The pros and cons of in-office pharmacies

It's difficult for practices to ensure patients' medication adherence as patients often fail to fill or take prescriptions as directed for several reasons, with physicians often learning of the problem after a consequence occurs.

The creation of in-office pharmacies is one strategy that some practices try to combat these issues, according to an article in the Gainesville Times. "It takes a concern away from us of the patient not getting their medication that day," Brent Archer, M.D., of Northeast Georgia Diagnostic Clinic, told the newspaper. "They won't be delayed in their treatment."

In addition to patient convenience and physician oversight, the close proximity of the pharmacy to the office gives pharmacists easy access to the prescribing physicians, the article noted.

However, small practices may struggle to make drug-dispensing profitable enough to be worth the effort, FiercePracticeManagement reported previously. What's more, an in-office pharmacy might not be able to offer patients the lowest-possible prices, a concern when the cost of prescriptions keeps nearly 10 percent of patients from taking all of their prescriped medications.

And the cost of prescription drugs has increased across the board, Medical Economics reported. Even generic medications, which often drop in price year-to-year, have gone up 4.9 percent, according to the article.

To help make medications more affordable, prescribers may want to refer patients to discount pharmacies such as Costco or Sam's Club; online pharmacies; or recommend over-the-counter substitutes when possible. Handing out drug samples, however, can be problematic unless they're to treat an acute condition, Margaret Clapp, chief pharmacy officer for Signature Healthcare, told Medical Economics.

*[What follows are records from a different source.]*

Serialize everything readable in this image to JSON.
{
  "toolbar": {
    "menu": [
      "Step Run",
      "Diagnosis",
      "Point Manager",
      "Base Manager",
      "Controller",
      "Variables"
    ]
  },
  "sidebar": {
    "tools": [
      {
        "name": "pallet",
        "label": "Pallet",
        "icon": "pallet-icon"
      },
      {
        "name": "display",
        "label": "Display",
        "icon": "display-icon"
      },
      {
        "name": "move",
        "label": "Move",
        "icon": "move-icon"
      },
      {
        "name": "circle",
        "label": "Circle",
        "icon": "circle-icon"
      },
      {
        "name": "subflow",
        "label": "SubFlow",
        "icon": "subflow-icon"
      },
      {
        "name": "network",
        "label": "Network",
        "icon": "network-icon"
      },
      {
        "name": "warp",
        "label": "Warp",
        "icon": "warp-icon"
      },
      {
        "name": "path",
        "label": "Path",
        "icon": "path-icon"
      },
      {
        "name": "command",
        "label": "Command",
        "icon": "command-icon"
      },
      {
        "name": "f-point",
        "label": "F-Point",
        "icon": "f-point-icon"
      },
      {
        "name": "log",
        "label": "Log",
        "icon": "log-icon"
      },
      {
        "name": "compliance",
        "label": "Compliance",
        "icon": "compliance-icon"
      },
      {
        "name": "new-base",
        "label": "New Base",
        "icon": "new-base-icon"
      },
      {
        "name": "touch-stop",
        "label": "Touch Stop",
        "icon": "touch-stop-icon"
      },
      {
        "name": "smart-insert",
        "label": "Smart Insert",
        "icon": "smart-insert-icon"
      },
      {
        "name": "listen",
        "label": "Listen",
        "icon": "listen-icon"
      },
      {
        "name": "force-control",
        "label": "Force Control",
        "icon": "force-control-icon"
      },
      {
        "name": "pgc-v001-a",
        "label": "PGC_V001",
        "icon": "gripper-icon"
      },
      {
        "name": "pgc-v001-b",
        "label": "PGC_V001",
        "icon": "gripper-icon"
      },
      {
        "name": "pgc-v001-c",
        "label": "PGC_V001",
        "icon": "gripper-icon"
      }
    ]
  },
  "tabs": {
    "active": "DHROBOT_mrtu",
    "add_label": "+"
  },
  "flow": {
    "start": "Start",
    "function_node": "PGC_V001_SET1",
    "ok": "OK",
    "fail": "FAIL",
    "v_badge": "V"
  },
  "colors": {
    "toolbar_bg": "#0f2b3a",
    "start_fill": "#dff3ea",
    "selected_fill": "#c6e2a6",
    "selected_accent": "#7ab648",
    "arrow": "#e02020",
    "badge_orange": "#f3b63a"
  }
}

To learn more:
- read the article from the Gainesville Times
- here's the article from Medical Economics